**Task item**.
From the data, copy out every line in which the word "kind" appears.

**Recorded information**.

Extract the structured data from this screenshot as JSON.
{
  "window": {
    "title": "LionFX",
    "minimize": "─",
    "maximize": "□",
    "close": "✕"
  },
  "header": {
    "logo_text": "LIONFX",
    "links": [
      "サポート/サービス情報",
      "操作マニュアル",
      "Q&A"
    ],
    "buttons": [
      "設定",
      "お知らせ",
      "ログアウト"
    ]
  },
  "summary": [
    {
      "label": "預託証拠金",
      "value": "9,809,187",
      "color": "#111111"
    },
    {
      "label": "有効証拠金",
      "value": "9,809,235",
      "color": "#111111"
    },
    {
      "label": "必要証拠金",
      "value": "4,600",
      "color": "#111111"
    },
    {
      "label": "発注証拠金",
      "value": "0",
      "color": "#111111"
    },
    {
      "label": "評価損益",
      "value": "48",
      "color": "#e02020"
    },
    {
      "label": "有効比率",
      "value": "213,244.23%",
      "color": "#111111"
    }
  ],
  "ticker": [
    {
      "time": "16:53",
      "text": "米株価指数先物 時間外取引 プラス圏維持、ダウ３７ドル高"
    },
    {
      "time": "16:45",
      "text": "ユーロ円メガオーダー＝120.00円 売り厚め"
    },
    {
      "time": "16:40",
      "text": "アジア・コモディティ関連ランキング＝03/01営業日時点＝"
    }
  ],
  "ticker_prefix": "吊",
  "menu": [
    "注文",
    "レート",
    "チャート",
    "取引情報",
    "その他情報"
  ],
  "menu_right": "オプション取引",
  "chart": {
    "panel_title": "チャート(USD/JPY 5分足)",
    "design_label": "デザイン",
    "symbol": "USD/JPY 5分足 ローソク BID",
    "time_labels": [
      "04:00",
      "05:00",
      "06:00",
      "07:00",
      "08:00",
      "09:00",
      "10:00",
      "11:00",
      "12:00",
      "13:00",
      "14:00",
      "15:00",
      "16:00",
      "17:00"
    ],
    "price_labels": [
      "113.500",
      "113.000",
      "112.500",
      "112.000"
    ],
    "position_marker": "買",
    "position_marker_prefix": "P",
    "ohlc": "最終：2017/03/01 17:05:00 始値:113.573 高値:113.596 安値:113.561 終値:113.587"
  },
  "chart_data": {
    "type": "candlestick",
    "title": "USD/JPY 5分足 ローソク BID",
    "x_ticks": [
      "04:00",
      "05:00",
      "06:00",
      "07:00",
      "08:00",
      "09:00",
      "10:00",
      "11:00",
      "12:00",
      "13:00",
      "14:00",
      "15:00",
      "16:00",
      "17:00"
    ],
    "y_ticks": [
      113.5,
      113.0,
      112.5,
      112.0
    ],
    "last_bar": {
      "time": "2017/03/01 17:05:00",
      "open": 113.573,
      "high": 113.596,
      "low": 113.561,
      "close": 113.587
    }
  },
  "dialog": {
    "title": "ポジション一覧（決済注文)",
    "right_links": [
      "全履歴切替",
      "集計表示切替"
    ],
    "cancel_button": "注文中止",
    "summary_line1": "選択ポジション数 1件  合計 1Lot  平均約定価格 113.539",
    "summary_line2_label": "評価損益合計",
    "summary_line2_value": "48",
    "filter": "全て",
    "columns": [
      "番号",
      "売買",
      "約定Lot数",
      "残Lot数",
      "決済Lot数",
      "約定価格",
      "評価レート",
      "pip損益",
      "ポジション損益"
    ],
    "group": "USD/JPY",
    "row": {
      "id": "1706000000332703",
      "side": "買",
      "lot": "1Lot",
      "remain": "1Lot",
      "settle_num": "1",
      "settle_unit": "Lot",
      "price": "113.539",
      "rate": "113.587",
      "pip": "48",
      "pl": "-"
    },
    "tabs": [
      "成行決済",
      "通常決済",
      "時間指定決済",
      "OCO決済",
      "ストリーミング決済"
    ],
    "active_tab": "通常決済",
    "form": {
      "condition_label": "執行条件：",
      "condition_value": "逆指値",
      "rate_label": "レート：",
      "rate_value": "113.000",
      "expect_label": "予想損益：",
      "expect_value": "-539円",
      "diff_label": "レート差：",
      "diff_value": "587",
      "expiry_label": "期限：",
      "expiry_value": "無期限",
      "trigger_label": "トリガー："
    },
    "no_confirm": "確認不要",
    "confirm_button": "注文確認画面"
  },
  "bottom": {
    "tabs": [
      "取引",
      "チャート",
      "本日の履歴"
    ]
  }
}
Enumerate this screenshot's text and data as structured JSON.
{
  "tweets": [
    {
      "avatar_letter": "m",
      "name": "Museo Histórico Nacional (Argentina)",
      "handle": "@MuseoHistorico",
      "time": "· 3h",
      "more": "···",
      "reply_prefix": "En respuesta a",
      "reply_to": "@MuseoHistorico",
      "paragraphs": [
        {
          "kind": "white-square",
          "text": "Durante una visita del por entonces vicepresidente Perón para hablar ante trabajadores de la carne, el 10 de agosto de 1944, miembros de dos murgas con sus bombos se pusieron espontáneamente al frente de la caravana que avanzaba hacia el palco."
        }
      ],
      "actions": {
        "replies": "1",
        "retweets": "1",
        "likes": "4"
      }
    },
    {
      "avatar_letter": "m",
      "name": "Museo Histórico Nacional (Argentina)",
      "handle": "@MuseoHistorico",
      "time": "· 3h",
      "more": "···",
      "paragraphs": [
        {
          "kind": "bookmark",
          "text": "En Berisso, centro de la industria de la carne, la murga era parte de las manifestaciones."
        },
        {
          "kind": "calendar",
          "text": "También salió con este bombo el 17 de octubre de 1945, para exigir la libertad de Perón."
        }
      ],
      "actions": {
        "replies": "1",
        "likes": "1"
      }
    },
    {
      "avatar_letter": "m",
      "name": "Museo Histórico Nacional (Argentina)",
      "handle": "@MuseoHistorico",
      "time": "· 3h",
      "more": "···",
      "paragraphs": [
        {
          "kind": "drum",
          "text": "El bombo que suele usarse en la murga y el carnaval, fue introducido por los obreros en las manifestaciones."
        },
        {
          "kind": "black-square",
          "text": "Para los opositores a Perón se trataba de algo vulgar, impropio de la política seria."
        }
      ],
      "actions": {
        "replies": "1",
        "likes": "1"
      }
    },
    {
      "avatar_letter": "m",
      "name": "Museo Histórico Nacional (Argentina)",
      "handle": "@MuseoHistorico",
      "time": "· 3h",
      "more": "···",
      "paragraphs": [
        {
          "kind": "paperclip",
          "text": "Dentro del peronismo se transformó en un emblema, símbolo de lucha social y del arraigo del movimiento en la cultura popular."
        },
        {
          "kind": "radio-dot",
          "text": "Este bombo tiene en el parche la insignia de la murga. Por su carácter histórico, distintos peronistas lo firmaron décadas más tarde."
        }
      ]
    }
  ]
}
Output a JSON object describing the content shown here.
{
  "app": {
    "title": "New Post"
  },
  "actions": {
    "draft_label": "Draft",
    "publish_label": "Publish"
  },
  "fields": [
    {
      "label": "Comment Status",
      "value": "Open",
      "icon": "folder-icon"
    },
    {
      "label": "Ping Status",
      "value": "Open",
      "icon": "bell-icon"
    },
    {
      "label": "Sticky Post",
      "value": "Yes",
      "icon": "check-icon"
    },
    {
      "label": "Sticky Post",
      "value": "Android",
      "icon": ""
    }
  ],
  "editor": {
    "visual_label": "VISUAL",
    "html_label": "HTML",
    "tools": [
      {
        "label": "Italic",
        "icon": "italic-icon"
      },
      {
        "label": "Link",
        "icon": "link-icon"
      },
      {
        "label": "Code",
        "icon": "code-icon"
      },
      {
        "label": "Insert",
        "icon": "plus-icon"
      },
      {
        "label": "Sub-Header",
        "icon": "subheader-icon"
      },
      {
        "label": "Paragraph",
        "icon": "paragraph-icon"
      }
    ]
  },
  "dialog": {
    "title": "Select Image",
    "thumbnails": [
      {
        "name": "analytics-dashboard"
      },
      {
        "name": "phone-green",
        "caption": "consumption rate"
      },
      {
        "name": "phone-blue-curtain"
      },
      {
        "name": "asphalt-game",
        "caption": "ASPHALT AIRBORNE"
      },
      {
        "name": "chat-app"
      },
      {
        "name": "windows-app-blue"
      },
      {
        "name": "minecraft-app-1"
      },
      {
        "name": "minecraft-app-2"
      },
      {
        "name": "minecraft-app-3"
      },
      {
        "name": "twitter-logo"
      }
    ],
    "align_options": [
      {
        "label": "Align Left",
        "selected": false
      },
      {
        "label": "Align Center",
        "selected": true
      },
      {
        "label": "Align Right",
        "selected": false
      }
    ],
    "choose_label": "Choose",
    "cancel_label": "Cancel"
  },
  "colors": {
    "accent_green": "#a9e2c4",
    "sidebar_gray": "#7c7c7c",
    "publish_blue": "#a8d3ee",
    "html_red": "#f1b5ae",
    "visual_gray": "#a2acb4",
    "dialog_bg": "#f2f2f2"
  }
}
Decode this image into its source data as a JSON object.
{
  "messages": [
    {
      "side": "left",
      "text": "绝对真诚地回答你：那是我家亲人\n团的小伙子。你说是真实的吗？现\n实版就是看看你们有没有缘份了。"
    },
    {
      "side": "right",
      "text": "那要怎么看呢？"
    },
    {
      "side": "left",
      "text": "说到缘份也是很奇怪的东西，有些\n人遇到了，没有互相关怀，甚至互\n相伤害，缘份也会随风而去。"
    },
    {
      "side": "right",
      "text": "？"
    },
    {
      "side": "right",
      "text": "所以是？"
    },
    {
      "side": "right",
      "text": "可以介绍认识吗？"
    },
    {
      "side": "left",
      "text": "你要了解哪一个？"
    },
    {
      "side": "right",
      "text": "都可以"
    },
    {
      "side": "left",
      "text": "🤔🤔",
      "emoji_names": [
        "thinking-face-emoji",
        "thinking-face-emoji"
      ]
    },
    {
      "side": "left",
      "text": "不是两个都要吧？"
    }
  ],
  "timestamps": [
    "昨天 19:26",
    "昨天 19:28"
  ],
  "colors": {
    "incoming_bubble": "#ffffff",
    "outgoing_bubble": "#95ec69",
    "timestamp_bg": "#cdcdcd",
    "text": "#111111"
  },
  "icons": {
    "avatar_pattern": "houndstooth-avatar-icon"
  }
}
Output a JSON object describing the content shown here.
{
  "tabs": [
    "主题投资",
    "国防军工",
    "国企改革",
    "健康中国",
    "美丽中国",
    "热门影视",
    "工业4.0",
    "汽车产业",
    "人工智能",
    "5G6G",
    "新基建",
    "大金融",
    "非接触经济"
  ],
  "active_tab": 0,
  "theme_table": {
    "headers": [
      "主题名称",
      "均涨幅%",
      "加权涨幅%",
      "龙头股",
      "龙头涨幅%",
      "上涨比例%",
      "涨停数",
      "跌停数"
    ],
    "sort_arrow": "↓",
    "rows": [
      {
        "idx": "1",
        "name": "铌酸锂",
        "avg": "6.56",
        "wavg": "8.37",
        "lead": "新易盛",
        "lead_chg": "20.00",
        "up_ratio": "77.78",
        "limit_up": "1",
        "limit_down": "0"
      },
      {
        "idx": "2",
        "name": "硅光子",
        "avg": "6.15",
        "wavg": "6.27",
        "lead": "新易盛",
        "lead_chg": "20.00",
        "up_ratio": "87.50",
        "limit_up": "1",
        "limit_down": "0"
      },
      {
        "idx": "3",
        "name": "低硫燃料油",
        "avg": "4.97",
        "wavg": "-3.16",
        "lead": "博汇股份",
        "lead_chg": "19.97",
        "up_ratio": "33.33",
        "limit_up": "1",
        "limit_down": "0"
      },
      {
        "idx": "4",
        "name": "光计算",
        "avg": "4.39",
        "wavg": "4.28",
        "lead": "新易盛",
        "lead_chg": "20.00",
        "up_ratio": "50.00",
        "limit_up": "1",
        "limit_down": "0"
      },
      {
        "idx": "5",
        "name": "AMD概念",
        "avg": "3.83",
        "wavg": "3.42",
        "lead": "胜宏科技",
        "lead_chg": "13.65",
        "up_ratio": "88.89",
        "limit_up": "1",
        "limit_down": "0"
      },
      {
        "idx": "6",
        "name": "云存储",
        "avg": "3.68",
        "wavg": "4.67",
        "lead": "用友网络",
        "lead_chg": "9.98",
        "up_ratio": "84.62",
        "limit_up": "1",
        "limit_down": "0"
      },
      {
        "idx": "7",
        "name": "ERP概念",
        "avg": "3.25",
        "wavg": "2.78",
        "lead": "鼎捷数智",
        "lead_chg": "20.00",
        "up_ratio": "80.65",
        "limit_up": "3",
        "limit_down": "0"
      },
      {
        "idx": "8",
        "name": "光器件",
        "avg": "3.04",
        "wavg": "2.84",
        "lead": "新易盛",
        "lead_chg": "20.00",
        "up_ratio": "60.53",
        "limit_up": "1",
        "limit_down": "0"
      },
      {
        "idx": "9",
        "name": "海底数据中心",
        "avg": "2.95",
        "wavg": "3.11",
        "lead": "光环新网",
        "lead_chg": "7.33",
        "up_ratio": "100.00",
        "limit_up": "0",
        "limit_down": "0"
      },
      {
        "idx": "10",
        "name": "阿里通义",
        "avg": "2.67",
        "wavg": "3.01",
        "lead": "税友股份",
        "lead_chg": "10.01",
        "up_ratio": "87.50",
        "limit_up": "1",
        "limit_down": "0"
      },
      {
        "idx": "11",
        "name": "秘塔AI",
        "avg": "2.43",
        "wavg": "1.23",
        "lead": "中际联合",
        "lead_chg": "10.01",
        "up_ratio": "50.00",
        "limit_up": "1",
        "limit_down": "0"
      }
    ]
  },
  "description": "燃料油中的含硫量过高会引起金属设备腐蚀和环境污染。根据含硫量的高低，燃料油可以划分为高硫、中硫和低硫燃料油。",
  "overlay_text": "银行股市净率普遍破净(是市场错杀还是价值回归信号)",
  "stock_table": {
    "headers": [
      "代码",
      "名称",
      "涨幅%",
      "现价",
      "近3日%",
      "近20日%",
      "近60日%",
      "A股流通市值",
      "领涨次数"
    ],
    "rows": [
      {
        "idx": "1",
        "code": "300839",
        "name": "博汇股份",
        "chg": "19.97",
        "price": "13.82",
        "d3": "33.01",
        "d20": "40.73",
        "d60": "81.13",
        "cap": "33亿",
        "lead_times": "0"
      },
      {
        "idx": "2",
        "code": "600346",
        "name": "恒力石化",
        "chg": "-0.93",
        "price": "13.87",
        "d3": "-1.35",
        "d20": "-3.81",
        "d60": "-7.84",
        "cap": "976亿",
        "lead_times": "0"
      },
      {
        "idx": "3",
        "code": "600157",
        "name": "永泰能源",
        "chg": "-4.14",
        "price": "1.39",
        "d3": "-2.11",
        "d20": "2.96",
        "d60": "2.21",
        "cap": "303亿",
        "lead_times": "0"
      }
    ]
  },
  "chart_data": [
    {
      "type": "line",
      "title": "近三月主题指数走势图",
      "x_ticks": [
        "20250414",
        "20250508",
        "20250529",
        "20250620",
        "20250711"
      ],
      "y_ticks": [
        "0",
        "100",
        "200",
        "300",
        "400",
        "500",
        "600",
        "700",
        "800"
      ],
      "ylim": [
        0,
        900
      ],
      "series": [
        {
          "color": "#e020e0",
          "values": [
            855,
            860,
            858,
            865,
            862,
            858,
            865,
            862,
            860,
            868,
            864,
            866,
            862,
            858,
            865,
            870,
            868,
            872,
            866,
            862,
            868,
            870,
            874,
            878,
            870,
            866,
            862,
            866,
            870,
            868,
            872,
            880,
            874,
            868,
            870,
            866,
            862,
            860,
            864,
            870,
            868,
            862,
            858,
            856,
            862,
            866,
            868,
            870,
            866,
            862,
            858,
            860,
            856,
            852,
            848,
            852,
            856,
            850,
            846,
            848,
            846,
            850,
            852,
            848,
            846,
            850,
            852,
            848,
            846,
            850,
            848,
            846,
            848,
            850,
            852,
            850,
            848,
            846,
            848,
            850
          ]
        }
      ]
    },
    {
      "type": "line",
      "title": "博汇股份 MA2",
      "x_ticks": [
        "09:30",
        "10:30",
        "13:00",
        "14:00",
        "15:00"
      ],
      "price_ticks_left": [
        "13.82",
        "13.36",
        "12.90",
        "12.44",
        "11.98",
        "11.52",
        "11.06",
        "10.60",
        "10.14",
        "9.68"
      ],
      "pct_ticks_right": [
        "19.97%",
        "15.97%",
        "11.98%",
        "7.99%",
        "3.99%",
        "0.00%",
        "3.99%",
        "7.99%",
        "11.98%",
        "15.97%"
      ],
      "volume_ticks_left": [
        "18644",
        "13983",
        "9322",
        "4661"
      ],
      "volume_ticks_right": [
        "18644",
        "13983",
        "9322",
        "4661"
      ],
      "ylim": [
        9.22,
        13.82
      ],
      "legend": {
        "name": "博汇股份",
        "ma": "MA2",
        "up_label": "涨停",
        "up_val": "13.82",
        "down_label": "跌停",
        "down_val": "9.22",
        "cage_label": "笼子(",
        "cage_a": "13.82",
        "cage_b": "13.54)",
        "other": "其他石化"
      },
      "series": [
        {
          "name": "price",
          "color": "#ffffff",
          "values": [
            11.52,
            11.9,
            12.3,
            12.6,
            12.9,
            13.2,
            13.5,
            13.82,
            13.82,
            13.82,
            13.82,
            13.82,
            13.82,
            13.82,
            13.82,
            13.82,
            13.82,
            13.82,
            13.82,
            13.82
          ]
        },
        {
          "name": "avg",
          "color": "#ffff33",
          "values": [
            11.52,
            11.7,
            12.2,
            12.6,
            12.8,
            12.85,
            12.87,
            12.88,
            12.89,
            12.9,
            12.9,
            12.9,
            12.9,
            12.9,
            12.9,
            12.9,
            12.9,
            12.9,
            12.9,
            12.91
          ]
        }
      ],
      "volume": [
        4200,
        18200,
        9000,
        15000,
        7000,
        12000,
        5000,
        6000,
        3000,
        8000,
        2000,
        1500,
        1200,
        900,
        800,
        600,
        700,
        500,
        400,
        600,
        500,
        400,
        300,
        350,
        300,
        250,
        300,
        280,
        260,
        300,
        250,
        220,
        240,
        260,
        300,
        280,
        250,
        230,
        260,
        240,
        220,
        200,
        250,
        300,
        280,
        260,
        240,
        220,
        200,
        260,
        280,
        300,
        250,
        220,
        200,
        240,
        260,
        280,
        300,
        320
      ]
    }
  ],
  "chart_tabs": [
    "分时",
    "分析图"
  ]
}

**Output for this task**.
          "kind": "white-square",
          "kind": "bookmark",
          "kind": "calendar",
          "kind": "drum",
          "kind": "black-square",
          "kind": "paperclip",
          "kind": "radio-dot",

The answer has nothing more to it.